What’s going on?

You want to write {"p1":[0, 1]}, but instead you get {"p1":[]} or {}.

That’s because the JsonDocument is too small to store the complete tree.

How to solve?

Increase the capacity of the JsonDocument.

Use the ArduinoJson Assistant to compute the right capacity for your project.

What happens if the capacity is too large?

On the one hand, the JsonDocument must be large enough to store your data; but on the other hand, it must be small enough to fit in the RAM of the microcontroller.


When a StaticJsonDocument is too large, it causes a stack overflow. Your program enters in the dark realm of “undefined behavior”: the program may run fine for a while and suddenly fail for inexplicable reasons.

So be reasonable with the size of a StaticJsonDocument. Also, some platforms limit the size of the stack (e.g. 4KB on the ESP8266), so consider switching to a DynamicJsonDocument that lives in the heap.


DynamicJsonDocument calls malloc() in its constructor to allocate the memory pool. If this allocation fails, the DynamicJsonDocument has no memory pool and cannot store anything except the root value.

In other words, if you try to create a very large memory pool, you may end up without any memory pool at all!

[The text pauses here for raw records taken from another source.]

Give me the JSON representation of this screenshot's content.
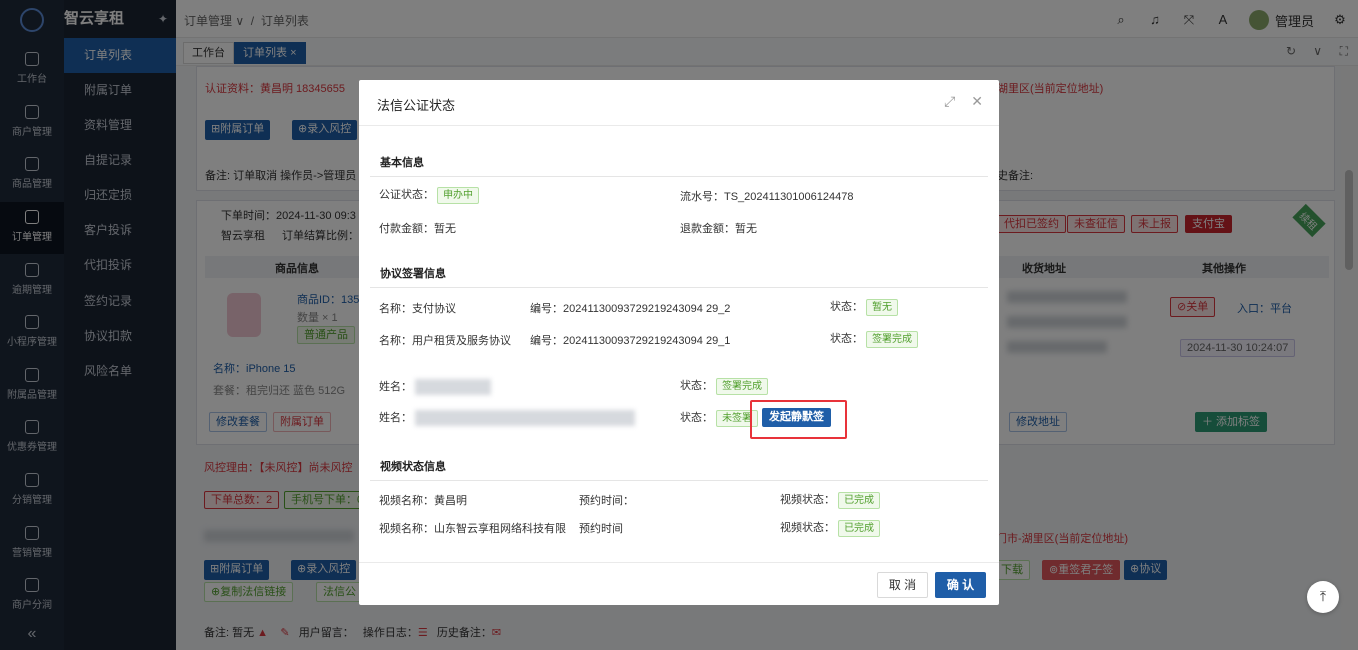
{
  "app": {
    "brand": "智云享租",
    "rail": [
      "工作台",
      "商户管理",
      "商品管理",
      "订单管理",
      "逾期管理",
      "小程序管理",
      "附属品管理",
      "优惠券管理",
      "分销管理",
      "营销管理",
      "商户分润"
    ],
    "submenu": [
      "订单列表",
      "附属订单",
      "资料管理",
      "自提记录",
      "归还定损",
      "客户投诉",
      "代扣投诉",
      "签约记录",
      "协议扣款",
      "风险名单"
    ],
    "collapse": "«"
  },
  "header": {
    "crumb_parent": "订单管理",
    "crumb_current": "订单列表",
    "user": "管理员"
  },
  "tabs": [
    "工作台",
    "订单列表"
  ],
  "background": {
    "auth_info": "认证资料：黄昌明  18345655",
    "addr_right": "湖里区(当前定位地址)",
    "btn_attach": "⊞附属订单",
    "btn_risk": "⊕录入风控",
    "remark": "备注: 订单取消 操作员->管理员",
    "history_remark": "史备注:",
    "order_time": "下单时间：2024-11-30 09:3",
    "company": "智云享租",
    "settle": "订单结算比例：",
    "tags_right": [
      "代扣已签约",
      "未查征信",
      "未上报",
      "支付宝"
    ],
    "corner_badge": "续租",
    "col_product": "商品信息",
    "col_address": "收货地址",
    "col_ops": "其他操作",
    "product_id": "商品ID：135",
    "qty": "数量 × 1",
    "normal_tag": "普通产品",
    "name": "名称：iPhone 15",
    "package": "套餐：租完归还 蓝色 512G",
    "btn_close": "⊘关单",
    "entry": "入口：平台",
    "datetime": "2024-11-30 10:24:07",
    "btn_edit_pkg": "修改套餐",
    "btn_attach2": "附属订单",
    "btn_edit_addr": "修改地址",
    "btn_add_tag": "＋ 添加标签",
    "risk_reason": "风控理由：【未风控】尚未风控",
    "order_total": "下单总数：2",
    "phone_orders": "手机号下单：0",
    "addr_right2": "门市-湖里区(当前定位地址)",
    "btn_attach3": "⊞附属订单",
    "btn_risk2": "⊕录入风控",
    "btn_download": "下载",
    "btn_resign": "⊚重签君子签",
    "btn_protocol": "⊕协议",
    "btn_copy_link": "⊕复制法信链接",
    "btn_fx": "法信公",
    "remark2": "备注: 暂无",
    "user_msg": "用户留言：",
    "op_log": "操作日志：",
    "history_remark2": "历史备注："
  },
  "dialog": {
    "title": "法信公证状态",
    "basic": {
      "title": "基本信息",
      "status_label": "公证状态：",
      "status_tag": "申办中",
      "serial_label": "流水号：",
      "serial": "TS_202411301006124478",
      "pay_label": "付款金额：",
      "pay": "暂无",
      "refund_label": "退款金额：",
      "refund": "暂无"
    },
    "agreement": {
      "title": "协议签署信息",
      "rows": [
        {
          "name_label": "名称：",
          "name": "支付协议",
          "no_label": "编号：",
          "no": "20241130093729219243094 29_2",
          "state_label": "状态：",
          "state": "暂无"
        },
        {
          "name_label": "名称：",
          "name": "用户租赁及服务协议",
          "no_label": "编号：",
          "no": "20241130093729219243094 29_1",
          "state_label": "状态：",
          "state": "签署完成"
        }
      ],
      "signers": [
        {
          "name_label": "姓名：",
          "state_label": "状态：",
          "state": "签署完成"
        },
        {
          "name_label": "姓名：",
          "state_label": "状态：",
          "state": "未签署",
          "action": "发起静默签"
        }
      ]
    },
    "video": {
      "title": "视频状态信息",
      "name_label": "视频名称：",
      "name": "黄昌明",
      "time_label": "预约时间：",
      "state_label": "视频状态：",
      "state": "已完成",
      "row2_name": "视频名称：山东智云享租网络科技有限",
      "row2_time": "预约时间",
      "row2_state": "视频状态：",
      "row2_tag": "已完成"
    },
    "cancel": "取 消",
    "ok": "确 认"
  }
}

In this situation, JsonDocument::capacity() returns 0, and serializeJson() outputs a empty object ({}), a empty array ([]) or null.

What if my microcontroller is too small?

Three solutions:

  1. Deserialize the input in smaller chunks, as shown in Mastering ArduinoJson
  2. Reduce memory usage
  3. Buy a larger microcontroller